- [Requirement] Filter the records below for the word "printed". Copy each line that holds it.

- [Input records]
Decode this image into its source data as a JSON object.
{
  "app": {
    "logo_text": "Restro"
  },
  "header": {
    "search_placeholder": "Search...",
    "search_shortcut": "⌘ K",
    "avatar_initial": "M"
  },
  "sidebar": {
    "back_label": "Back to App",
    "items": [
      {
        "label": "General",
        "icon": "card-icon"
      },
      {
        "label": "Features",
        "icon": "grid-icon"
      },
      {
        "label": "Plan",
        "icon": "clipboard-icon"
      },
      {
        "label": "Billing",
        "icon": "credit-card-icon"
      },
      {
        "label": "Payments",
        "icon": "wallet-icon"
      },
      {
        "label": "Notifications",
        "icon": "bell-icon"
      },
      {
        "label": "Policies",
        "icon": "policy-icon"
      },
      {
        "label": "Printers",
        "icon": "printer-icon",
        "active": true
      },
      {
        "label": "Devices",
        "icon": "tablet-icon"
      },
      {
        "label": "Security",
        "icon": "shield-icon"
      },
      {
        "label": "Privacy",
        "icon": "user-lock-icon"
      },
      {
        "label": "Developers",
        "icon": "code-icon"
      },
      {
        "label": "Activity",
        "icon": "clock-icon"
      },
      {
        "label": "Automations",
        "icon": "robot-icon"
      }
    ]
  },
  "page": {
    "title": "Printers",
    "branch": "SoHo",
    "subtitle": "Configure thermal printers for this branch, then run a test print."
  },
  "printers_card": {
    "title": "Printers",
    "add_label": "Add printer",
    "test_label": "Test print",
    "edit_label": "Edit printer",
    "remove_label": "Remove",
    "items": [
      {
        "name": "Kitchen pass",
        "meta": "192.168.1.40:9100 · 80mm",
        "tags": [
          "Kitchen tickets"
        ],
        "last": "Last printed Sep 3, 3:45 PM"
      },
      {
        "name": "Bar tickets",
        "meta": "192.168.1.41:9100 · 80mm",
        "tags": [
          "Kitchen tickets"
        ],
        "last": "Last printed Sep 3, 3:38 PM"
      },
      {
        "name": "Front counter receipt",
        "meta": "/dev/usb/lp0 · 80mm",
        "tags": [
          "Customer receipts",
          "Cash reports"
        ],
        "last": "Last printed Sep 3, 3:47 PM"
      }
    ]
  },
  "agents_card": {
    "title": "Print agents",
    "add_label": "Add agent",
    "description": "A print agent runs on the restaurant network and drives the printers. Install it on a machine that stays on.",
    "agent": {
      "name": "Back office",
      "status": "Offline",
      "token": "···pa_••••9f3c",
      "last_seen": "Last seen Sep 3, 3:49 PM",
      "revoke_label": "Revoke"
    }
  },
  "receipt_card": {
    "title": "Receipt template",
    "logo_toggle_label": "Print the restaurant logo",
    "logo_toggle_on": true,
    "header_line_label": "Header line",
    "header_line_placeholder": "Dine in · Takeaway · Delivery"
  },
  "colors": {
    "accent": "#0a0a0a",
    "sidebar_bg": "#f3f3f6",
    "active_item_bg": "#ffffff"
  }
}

- [Reply to the task]
        "last": "Last printed Sep 3, 3:45 PM"
        "last": "Last printed Sep 3, 3:38 PM"
        "last": "Last printed Sep 3, 3:47 PM"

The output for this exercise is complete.